■ AVAILABLE RECORDS
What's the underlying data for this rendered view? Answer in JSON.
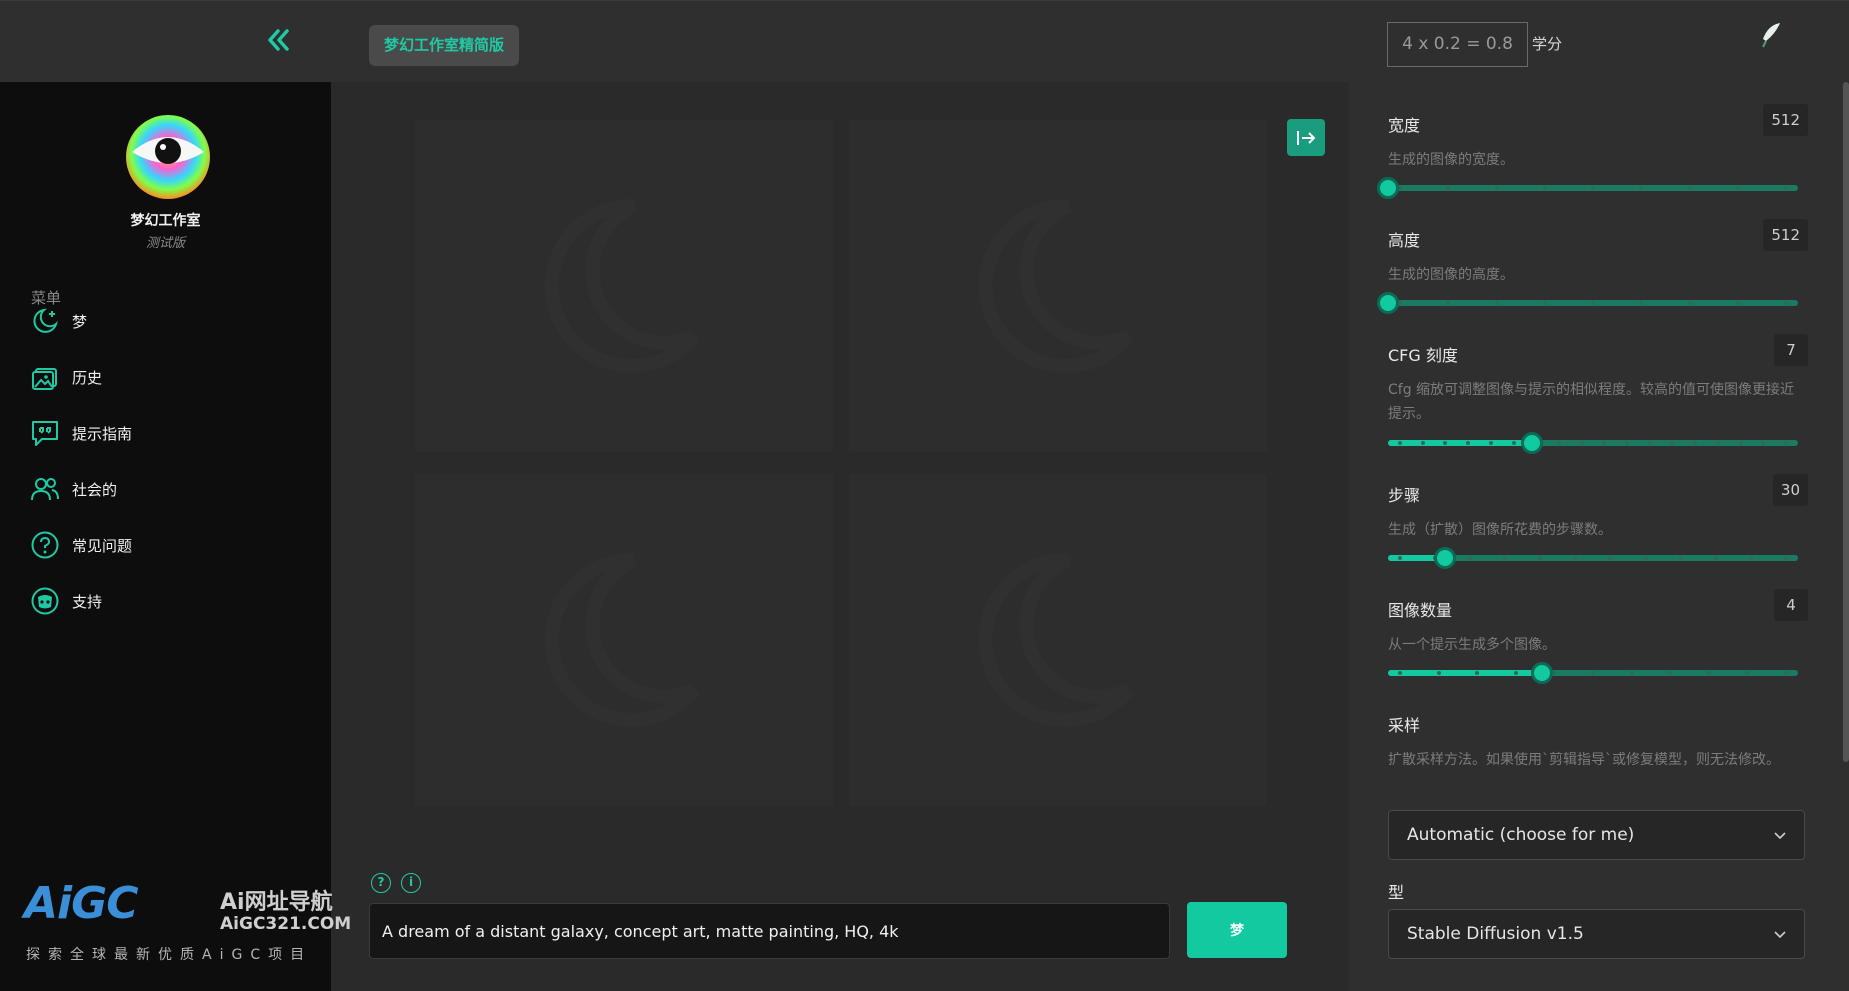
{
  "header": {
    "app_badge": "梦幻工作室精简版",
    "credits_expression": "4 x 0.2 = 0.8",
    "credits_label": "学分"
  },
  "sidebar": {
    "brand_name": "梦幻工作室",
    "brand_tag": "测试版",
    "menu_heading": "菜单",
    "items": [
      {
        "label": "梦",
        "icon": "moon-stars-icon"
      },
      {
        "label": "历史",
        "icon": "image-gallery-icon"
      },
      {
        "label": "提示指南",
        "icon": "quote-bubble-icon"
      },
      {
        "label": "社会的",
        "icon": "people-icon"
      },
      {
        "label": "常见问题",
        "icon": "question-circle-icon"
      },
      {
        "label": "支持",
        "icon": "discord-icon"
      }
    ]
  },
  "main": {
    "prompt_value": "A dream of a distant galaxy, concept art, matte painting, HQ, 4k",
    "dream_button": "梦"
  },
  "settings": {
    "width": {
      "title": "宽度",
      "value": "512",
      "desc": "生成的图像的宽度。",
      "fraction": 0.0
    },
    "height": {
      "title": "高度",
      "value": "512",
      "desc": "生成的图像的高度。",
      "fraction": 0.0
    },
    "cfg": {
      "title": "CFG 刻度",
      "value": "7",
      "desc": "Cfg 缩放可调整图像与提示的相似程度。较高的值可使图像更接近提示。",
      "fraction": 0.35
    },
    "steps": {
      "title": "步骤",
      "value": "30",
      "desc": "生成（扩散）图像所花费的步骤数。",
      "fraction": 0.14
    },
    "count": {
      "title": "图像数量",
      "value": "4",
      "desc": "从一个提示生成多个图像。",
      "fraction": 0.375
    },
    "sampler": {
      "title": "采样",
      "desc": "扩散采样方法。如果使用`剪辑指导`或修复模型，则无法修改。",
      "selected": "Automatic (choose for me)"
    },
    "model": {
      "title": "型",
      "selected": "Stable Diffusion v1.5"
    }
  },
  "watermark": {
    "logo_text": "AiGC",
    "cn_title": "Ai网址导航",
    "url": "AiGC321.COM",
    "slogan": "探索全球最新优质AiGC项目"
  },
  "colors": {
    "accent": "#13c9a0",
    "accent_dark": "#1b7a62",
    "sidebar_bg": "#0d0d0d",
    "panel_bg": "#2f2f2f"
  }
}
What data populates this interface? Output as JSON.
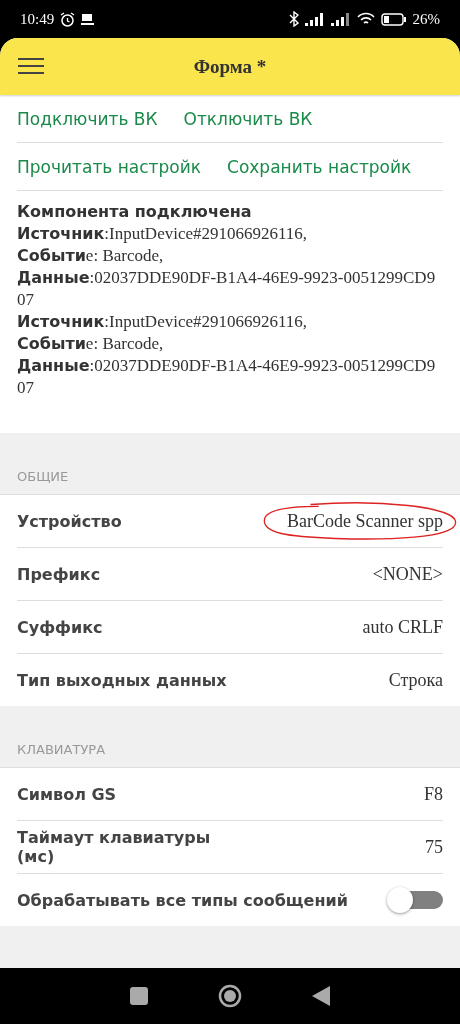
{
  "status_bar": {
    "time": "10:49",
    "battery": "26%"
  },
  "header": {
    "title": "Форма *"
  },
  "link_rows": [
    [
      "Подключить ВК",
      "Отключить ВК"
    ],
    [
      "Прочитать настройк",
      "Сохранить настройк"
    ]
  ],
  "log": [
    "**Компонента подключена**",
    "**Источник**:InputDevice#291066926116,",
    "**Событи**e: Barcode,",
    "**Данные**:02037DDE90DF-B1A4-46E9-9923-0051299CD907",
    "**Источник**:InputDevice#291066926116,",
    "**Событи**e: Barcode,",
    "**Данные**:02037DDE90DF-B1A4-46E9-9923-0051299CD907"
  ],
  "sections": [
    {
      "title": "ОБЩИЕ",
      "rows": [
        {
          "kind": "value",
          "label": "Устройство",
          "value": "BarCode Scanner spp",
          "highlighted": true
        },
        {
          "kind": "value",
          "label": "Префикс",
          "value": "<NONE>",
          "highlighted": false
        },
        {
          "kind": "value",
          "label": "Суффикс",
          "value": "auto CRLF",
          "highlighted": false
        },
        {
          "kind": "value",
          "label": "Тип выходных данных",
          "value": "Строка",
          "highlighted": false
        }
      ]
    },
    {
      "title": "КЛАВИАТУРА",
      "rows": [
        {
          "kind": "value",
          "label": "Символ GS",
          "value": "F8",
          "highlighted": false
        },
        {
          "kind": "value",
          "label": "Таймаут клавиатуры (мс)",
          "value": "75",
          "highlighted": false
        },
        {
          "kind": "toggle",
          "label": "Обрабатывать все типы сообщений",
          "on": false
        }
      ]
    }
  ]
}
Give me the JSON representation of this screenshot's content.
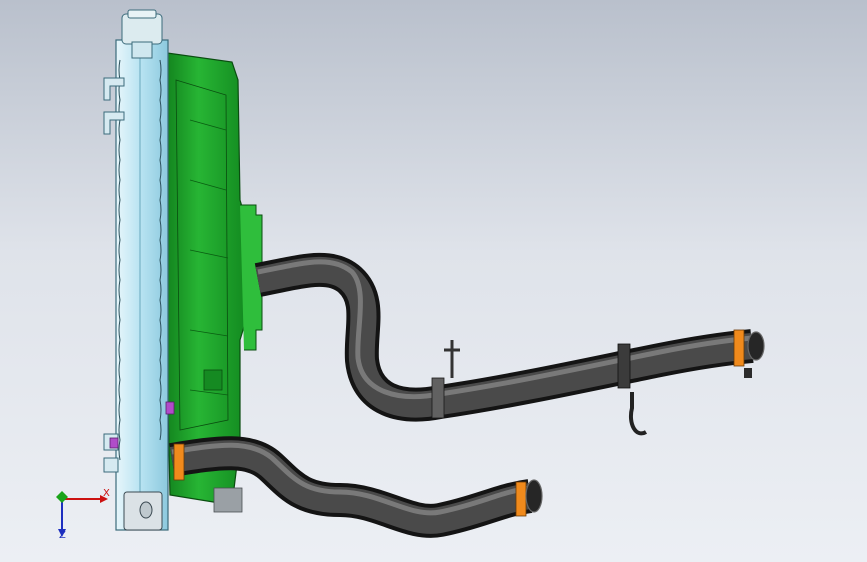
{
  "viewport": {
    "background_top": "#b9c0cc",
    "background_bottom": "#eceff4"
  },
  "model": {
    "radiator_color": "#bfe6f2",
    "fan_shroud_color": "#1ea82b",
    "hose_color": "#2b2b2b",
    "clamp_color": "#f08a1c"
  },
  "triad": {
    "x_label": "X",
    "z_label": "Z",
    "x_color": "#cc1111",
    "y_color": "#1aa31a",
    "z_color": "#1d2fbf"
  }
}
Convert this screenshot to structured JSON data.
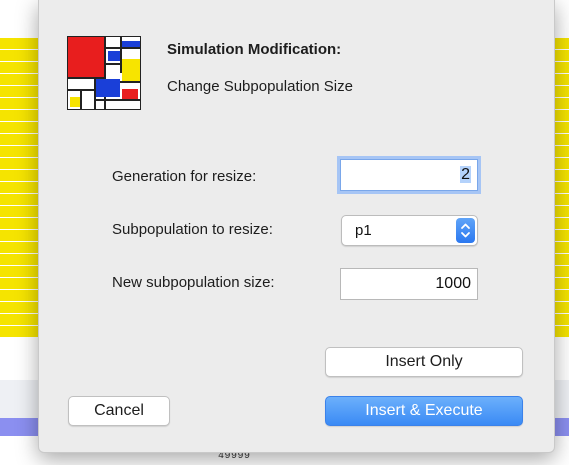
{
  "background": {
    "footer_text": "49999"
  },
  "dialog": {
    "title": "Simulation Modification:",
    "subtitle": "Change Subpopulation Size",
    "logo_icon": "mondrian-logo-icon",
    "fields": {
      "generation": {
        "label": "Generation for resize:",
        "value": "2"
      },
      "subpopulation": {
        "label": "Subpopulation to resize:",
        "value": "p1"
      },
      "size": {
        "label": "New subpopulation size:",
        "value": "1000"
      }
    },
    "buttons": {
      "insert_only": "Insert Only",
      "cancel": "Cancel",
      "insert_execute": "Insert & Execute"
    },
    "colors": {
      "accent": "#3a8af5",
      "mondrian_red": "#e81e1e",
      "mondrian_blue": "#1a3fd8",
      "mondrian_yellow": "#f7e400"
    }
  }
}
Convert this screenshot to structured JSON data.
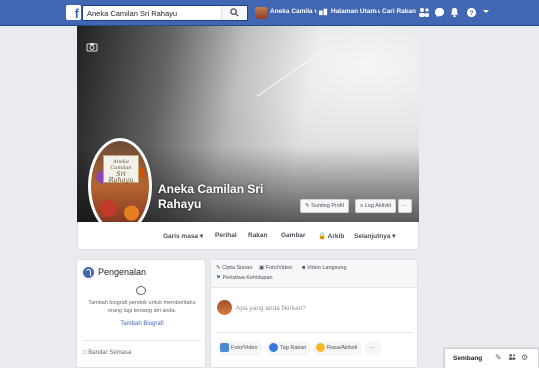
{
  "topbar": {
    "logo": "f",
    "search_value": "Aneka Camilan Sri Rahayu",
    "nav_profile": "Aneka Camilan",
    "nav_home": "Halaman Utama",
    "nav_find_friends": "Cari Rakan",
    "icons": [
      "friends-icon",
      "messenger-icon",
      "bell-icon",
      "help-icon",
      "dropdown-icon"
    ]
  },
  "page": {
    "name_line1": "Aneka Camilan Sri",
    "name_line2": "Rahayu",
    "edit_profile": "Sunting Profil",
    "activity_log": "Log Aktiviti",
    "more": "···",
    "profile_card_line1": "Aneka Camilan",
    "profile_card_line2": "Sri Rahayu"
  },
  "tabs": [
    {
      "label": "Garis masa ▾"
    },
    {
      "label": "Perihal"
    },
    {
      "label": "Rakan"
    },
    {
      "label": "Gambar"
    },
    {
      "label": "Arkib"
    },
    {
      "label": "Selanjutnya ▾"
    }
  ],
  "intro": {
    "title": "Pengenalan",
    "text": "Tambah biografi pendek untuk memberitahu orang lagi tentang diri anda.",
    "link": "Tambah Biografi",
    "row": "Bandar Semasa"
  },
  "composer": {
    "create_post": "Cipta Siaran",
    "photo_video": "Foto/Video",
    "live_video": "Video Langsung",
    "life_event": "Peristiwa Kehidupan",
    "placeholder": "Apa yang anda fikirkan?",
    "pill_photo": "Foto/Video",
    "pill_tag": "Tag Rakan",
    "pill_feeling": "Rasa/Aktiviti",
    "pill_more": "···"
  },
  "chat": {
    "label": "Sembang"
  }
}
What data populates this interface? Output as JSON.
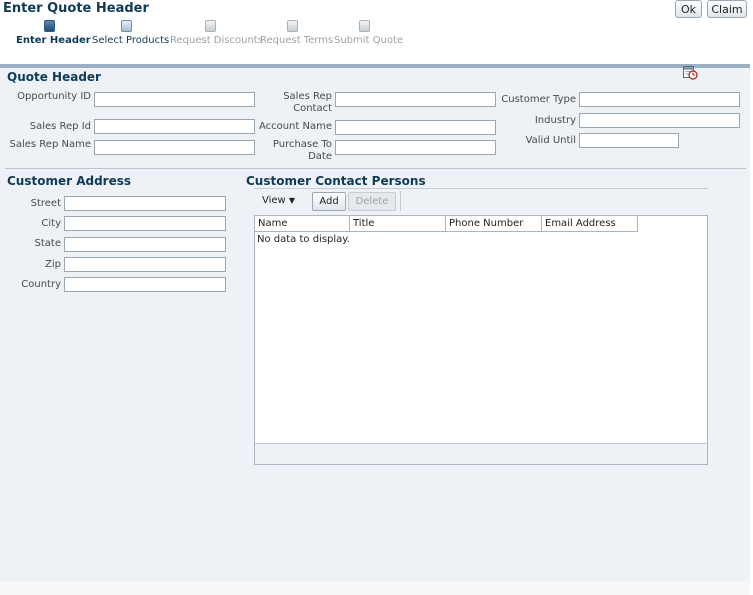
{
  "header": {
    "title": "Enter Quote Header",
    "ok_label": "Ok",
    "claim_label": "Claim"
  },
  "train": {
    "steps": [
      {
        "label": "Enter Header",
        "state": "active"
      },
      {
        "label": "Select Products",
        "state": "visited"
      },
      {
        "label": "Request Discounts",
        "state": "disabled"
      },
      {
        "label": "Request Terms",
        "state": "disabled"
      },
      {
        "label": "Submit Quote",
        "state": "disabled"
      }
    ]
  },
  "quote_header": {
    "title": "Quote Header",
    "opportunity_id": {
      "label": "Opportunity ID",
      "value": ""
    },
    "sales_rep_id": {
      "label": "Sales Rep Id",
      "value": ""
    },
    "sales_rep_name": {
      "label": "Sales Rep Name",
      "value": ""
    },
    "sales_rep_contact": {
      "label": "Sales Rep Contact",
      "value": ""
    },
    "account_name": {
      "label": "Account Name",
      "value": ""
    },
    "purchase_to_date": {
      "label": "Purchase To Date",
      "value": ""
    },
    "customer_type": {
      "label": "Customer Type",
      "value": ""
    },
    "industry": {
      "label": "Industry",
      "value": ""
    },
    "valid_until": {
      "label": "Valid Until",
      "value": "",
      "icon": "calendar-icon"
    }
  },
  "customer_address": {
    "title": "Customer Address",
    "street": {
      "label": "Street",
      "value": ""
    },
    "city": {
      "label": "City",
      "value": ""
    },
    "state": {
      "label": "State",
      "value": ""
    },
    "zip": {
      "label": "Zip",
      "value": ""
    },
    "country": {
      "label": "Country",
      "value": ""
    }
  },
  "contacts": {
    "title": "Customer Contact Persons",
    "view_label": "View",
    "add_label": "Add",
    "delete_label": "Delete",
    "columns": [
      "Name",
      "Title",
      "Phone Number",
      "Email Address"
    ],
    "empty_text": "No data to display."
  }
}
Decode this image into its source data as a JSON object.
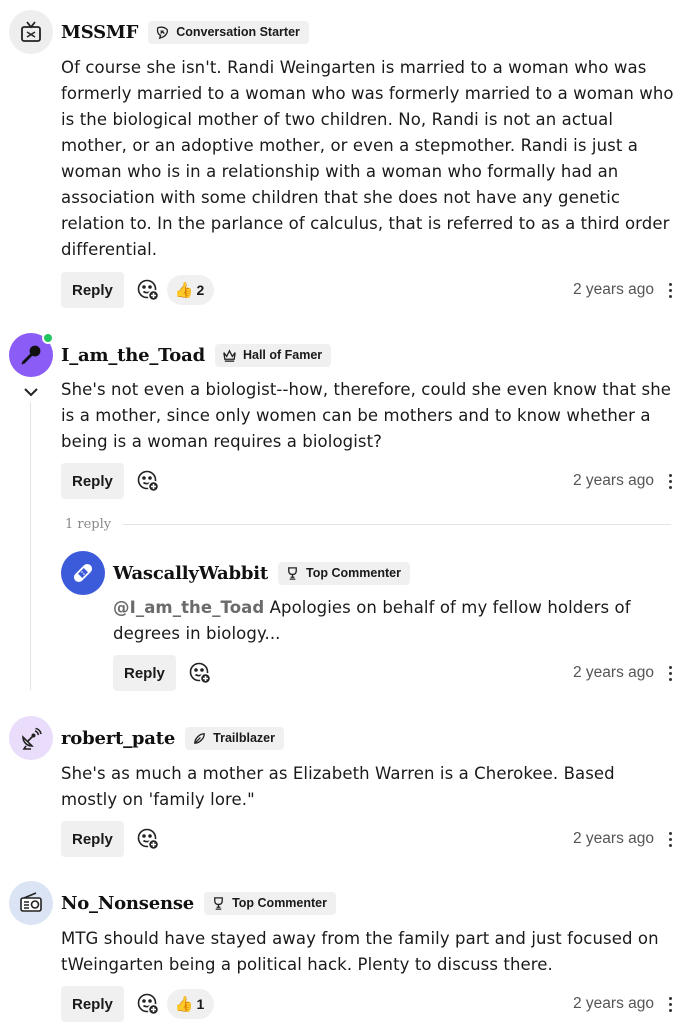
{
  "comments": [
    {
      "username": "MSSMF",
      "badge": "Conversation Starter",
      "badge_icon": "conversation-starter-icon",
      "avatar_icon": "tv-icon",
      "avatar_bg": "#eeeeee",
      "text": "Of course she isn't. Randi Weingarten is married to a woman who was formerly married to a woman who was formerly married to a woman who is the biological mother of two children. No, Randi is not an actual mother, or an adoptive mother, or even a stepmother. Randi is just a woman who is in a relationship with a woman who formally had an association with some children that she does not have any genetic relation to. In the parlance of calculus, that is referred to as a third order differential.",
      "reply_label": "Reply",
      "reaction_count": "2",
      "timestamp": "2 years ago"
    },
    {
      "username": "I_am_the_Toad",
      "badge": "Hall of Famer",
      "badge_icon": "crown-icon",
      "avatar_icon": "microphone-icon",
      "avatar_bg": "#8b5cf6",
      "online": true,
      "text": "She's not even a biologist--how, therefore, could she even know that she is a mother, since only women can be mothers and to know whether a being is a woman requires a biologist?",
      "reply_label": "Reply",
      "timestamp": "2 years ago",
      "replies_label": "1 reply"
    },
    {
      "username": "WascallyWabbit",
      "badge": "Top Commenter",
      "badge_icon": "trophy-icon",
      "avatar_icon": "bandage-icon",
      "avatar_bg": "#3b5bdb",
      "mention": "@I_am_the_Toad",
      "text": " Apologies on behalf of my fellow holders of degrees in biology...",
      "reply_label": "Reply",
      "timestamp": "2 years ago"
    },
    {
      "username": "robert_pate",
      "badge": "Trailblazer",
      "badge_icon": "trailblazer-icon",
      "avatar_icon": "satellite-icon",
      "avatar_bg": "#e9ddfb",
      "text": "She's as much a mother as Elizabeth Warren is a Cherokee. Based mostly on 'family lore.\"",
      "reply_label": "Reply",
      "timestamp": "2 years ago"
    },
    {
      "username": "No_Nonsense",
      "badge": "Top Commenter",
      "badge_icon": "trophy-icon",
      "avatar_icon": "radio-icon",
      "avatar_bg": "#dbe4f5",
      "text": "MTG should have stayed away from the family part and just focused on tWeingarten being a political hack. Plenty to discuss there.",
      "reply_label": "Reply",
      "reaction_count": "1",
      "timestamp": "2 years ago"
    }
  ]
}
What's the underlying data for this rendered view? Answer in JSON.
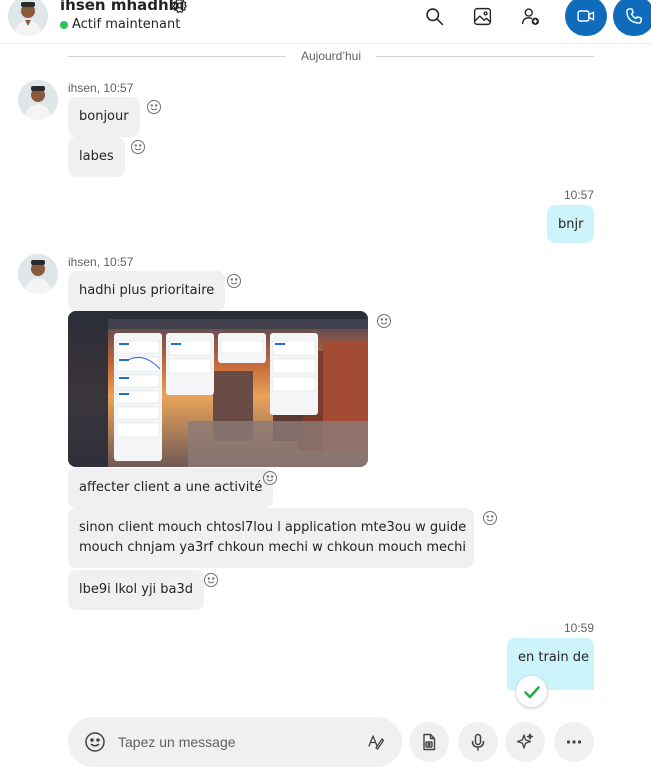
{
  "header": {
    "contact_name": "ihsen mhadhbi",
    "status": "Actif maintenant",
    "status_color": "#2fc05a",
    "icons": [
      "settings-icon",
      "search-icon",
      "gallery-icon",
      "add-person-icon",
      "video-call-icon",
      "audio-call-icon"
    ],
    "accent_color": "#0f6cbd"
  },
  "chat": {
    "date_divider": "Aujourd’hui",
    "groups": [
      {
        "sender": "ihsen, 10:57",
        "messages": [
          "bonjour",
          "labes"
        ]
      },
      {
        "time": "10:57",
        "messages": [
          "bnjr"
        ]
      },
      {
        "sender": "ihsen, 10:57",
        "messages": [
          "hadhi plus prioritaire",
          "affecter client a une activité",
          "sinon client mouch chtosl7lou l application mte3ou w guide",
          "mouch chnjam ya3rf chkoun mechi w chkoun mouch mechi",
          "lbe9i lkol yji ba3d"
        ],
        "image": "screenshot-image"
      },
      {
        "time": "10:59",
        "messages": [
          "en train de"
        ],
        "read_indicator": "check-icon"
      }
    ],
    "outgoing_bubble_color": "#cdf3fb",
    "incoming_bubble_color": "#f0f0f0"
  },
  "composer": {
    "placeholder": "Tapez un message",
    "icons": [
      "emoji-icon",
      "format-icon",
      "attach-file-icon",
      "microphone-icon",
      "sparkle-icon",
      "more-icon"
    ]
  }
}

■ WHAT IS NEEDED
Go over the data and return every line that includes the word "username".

■ ANSWER BOX
      "username": "MSSMF",
      "username": "I_am_the_Toad",
      "username": "WascallyWabbit",
      "username": "robert_pate",
      "username": "No_Nonsense",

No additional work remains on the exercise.